**Excerpts from an interface dataset:**
○ ○ ○

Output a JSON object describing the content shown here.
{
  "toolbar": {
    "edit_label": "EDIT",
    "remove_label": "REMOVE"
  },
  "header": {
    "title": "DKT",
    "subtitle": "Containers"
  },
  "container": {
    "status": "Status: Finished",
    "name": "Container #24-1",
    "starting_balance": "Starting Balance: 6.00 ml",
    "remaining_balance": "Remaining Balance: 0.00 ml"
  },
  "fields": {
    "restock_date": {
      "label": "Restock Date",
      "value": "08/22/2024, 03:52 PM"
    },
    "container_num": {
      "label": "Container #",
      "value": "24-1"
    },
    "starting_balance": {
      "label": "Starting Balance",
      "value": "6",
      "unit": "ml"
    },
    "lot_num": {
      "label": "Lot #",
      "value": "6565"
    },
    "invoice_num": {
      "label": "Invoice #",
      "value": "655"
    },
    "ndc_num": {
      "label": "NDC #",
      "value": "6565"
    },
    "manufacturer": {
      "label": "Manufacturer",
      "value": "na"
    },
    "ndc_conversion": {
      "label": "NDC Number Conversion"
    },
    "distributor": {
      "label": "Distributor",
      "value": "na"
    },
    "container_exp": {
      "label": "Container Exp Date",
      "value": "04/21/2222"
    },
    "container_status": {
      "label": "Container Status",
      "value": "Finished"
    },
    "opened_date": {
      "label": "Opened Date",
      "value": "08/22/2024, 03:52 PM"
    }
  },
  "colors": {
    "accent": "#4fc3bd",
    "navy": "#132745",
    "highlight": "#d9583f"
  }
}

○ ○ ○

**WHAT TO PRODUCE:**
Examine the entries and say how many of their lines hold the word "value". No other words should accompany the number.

**EXERCISE RESULT:**
11